What Can You Do about Secured Debts?
Bankruptcy does an excellent job of wiping out certain unsecured debts, such as credit card debt, medical debt, and some personal loans. Unfortunately, bankruptcy can’t eliminate a secured loan, such as your home mortgage or a car loan. What options does a debtor have if they are struggling with this type of secured debt? Below we look at the most common options.
Turn Over the Collateral
This might not be an ideal option, but it is often the only one that makes sense. Instead of fighting a foreclosure action, you simply turn over the collateral to your debtor.
Reaffirm the Debt
You might also want to keep paying the secured loan. There is a process in bankruptcy called reaffirmation. Some of our clients choose to reaffirm loans in bankruptcy, such as their car loans.
You might find that once you wipe out unsecured debts, you have freed up money each month which you can then contribute to your secured debts. Some clients can afford their monthly payments now that they no longer must worry about credit card or medical debt.
You should review your budget with your attorney to see if you can continue to pay secured loans after filing for bankruptcy. If your budget is still too stressed, then turning over the collateral is often the better option than continuing to struggle each month.
Negotiate with Your Creditor
Another option is to check whether you can adjust the terms of your loan with your lender. For example, you might want a lower interest rate or an extended term, which can reduce monthly payments. You can call your lender and explain your situation.
Be warned, however: creditors of secured debt have less incentive to negotiate than a creditor whose loans are unsecured. They can always foreclose on the property instead of helping you keep up with your payments.
File for Chapter 13 Bankruptcy & Reduce the Amount of Principal
One unique feature of a Chapter 13 bankruptcy is called a “cramdown,” which many of our clients have successfully used on their vehicles or investment property. Essentially, the amount of debt owed will be reduced to the market value of the asset. So if your car is only worth $5,000 but your car loan is $7,000, the cramdown will reduce the amount you owe to roughly $5,000. The other $2,000 is lumped in with other unsecured debts, like credit card debt, which you will only pay a fraction of (if anything).
Unfortunately, debtors cannot use the cramdown on their residence. But it is often an option for other secured loans, which will reduce the amount they owe.

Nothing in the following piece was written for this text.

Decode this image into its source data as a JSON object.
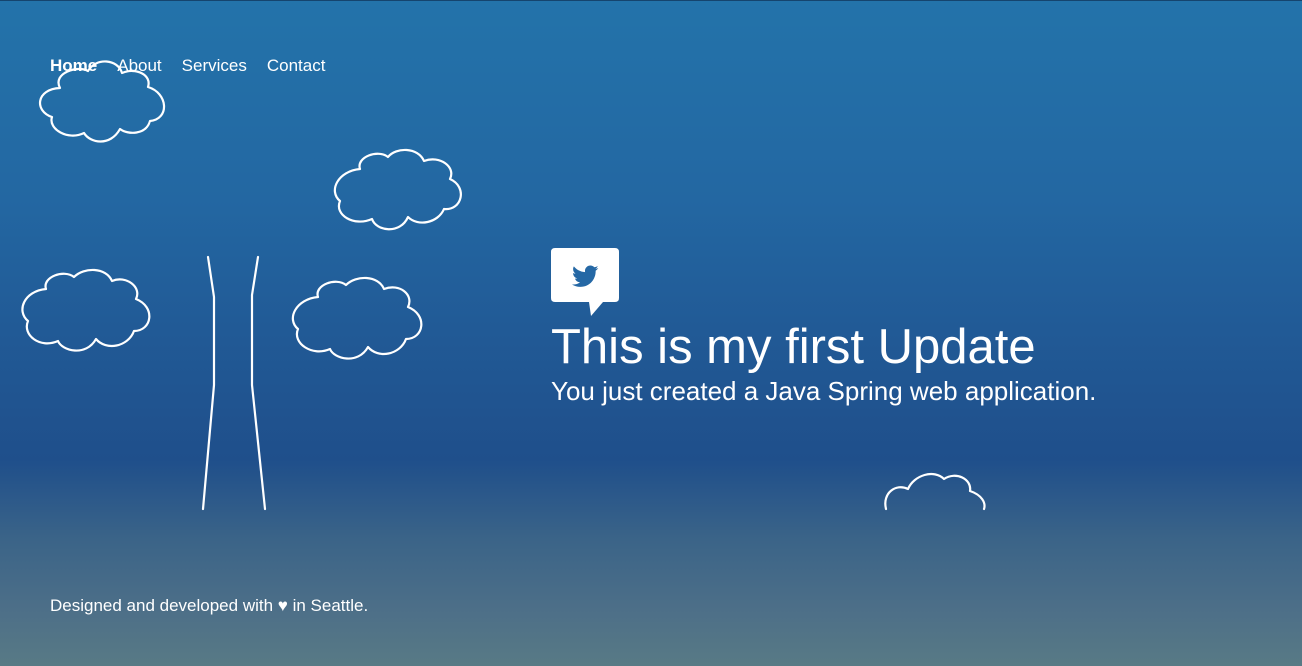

Be aware, however, that a Chapter 13 is a lengthy process. Our clients need 3-5 years of regular payments before they can receive a discharge. Discuss with your lawyer whether this is a better option than simply turning over the collateral and moving on.
Discuss what to Do with Secured Debts with One of Our Attorneys
Nowack & Olson is a leading South Florida bankruptcy firm with thousands of happy clients. Our Plantation bankruptcy lawyers can identify the best way to tackle debt and keep secured property. Contact us today to schedule a free consultation.